If your A/C system is low or completely out of refrigerant, check for leaks, then have the A/C system vacuum purged to remove air. After the air is out, it can be recharged with the specified quantity of refrigerant. It is important to get any air out as this will lower cooling efficiency and may make the compressor noisy.
A/C System Functional Checks
If the refrigeration circuit seems to be working right (refrigerant in the system, compressor running and building pressure), but there is still no cooling, the issue might be an obstruction in the orifice tube (found in the high pressure hose between the condenser in the front of the radiator, and the evaporator found in the passenger compartment). A blockage here will prevent the refrigerant from entering the evaporator or recirculating through the refrigeration circuit.
If the orifice tube is plugged, the high side pressure reading will be lower than normal, and the low side reading will also be lower than normal since no refrigerant is circulating through the system.
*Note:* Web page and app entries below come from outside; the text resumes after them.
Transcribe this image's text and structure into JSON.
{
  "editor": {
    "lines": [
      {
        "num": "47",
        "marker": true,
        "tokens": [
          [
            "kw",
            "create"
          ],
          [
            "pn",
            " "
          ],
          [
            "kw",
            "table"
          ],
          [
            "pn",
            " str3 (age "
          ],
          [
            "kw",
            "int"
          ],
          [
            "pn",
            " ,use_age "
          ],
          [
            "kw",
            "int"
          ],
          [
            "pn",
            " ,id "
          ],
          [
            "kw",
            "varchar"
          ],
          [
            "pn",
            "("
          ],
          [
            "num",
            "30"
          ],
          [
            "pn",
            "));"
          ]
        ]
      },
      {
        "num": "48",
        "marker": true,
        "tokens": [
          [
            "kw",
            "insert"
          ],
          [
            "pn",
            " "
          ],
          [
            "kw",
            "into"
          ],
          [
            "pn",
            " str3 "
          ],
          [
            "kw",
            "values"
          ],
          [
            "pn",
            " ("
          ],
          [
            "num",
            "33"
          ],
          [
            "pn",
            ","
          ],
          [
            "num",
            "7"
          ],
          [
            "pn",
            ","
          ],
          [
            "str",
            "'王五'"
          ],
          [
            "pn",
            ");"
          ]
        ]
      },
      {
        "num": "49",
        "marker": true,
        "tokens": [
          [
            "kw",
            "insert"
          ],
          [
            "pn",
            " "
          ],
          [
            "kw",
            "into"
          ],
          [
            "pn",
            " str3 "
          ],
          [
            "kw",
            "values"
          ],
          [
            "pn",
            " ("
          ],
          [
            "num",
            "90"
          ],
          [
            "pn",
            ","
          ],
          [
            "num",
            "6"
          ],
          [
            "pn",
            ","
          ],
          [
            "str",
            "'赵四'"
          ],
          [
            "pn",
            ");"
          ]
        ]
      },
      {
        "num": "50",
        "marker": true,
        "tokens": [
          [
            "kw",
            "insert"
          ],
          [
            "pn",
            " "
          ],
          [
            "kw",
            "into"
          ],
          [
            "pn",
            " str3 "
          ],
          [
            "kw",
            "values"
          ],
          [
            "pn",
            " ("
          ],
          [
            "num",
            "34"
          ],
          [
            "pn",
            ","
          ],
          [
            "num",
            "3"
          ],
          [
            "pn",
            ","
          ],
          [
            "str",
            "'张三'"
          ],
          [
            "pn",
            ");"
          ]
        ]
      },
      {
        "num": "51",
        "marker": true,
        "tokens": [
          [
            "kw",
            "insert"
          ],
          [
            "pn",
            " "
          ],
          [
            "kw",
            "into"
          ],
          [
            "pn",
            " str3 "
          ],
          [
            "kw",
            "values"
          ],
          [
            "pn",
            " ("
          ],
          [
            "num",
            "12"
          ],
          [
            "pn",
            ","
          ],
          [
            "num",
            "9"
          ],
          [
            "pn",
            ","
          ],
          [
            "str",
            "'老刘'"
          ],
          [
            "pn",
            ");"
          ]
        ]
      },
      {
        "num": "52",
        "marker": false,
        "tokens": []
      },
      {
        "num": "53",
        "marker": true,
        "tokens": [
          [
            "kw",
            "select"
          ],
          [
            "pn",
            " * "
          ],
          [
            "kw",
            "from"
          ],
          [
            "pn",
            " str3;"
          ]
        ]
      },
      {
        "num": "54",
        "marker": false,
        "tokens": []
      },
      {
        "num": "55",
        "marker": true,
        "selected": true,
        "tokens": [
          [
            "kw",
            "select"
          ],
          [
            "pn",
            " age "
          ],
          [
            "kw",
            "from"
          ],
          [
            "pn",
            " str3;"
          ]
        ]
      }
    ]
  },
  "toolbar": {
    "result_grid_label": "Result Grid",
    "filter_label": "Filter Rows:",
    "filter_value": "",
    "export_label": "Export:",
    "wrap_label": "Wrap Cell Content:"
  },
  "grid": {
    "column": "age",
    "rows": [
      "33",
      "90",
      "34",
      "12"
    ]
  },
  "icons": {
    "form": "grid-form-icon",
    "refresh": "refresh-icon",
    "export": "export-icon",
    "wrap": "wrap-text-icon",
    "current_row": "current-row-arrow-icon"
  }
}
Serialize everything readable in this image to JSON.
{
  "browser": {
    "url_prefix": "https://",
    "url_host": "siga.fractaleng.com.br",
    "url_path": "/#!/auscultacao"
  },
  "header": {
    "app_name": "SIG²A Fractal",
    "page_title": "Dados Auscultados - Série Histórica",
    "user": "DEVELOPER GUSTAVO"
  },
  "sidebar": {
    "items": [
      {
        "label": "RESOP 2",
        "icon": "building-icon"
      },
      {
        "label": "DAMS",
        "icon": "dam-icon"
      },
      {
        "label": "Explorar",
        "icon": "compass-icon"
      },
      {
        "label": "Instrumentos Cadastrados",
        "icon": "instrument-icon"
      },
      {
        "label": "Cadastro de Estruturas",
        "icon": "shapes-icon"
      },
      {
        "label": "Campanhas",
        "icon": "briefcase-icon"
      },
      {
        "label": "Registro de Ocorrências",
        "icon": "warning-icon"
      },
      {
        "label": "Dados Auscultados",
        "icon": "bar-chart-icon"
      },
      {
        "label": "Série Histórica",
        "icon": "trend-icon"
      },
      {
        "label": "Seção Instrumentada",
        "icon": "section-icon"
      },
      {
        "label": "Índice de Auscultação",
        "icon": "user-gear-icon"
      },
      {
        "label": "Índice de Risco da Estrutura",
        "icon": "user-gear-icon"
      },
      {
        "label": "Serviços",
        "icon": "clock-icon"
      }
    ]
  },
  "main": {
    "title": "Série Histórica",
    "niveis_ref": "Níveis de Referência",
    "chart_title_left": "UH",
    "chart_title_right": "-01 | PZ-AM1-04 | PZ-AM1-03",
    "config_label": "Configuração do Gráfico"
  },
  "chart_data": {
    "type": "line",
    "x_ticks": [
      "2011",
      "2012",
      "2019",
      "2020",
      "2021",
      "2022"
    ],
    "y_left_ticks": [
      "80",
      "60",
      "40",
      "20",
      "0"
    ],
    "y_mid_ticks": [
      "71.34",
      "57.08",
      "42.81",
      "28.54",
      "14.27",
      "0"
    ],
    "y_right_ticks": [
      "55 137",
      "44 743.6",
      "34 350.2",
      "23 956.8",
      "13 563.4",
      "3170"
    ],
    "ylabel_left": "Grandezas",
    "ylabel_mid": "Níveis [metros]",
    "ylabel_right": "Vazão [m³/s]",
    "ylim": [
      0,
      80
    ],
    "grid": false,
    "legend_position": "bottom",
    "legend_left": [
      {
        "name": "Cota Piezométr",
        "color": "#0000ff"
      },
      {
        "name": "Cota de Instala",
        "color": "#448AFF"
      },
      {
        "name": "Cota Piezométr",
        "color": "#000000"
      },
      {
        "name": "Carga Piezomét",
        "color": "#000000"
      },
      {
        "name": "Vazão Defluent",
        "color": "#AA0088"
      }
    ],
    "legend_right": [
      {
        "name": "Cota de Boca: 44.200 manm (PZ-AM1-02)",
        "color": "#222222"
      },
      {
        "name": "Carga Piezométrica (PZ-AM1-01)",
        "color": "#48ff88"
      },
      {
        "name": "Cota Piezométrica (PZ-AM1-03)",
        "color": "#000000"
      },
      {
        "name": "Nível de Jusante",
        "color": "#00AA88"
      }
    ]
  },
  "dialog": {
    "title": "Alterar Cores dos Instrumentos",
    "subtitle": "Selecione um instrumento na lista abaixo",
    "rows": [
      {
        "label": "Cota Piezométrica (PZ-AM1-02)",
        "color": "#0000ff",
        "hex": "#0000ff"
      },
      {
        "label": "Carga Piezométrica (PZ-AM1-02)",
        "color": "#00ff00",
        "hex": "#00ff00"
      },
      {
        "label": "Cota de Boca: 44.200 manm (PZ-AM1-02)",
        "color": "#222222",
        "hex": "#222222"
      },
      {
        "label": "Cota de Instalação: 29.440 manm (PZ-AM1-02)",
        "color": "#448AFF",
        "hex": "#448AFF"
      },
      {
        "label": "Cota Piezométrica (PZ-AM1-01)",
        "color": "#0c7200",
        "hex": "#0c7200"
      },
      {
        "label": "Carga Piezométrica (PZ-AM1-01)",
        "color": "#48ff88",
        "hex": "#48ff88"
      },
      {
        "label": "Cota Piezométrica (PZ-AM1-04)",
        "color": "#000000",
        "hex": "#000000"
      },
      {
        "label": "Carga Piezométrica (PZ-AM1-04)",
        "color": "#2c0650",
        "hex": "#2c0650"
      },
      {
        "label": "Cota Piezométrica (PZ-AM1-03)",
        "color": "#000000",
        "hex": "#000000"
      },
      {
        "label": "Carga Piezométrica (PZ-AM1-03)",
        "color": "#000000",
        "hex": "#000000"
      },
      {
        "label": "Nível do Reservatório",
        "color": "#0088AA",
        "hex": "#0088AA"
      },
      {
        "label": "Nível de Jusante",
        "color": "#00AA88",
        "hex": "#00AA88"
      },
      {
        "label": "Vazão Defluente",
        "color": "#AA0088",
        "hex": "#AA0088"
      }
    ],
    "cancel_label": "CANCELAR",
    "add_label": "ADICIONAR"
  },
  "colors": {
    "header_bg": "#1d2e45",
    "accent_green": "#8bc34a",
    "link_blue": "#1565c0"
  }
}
If the refrigeration circuit seems to be functioning properlly (compressor running, frost or condensation on the high pressure line from the condenser to the evaporator), but no cool air is blowing out of the ducts inside the vehicle (and the blower is working), the fault is likely a BLEND AIR door that is stuck in the HEAT position, or possibly a badly clogged cabin air filter that is restricting airflow. Another possibility would be an issue in the automatic climate control system such as a ad interior temperature sensor or control module.
Please if you know nothing about A/C service then find a repair shop that specializes in A/C repairs and let them diagnose and repair your air conditioning cooling problem. Today’s A/C systems with automatic climate control are very complex and need special tools and know-how to diagnose and repair.
How to carry out A/C Gauge Readings
To know the HIGH SIDE and LOW SIDE pressures inside your car’s air conditioning system, you need an A/C Gauge Set. The Gauge Set must be connected to the A/C service ports on car to read the pressures while the system is running.
With the engine OFF, connect the A/C Gauge Set High Pressure Hose (the one with the larger coupler fitting) to the High Side service port (often located in the compressor output line that goes from the compressor to the condenser). Connect the Low Pressure Hose (the one with the smaller coupling) to the Low Side Service port (usually found on the accumulator, or on the suction hose that goes from the evaporator to the compressor).
Start the engine, turn on the A/C to MAX, and rev the engine to 2000 RPM. Hold the engine speed and note the High and Low side pressure gauge readings.
NOTE: High and Low side pressure readings will differ with ambient temperature and humidity. The higher the temperature and/or humidity, the higher the gauge readings.
With late model R134a systems, good high pressure readings should start from 150 to 220 PSI at 80 degrees F, 170 to 250 PSI at 90 degrees F, and 195 to 280 PSI at 100 degrees F.
And the high side pressure reading of less than 150 PSI indicates a low charge or a compressor issue. A high pressure reading over 300 PSI would show an overcharge condition (too much refrigerant in system) or a restriction in the high side.
Good low pressure readings with R134a should often be in the 30 to 35 PSI range. If higher, there may be a low side restriction. If the reading is lower, the system may actually be low on refrigerant.
On older R12 air conditioner’s systems (1994 model year cars an older that have NOT been retrofitted to R134a), the HIGH side pressure readings will most typically be 150 to 185 PSI at 80 degrees F, 175 to 205 PSI at 90 degrees F, and 200 to 250 PSI at 100 degrees F. Normal LOW side readings with R12 should be around 20 to 30 PSI for an expansion valve system, or 15 to 40 PSI for the orifice tube system.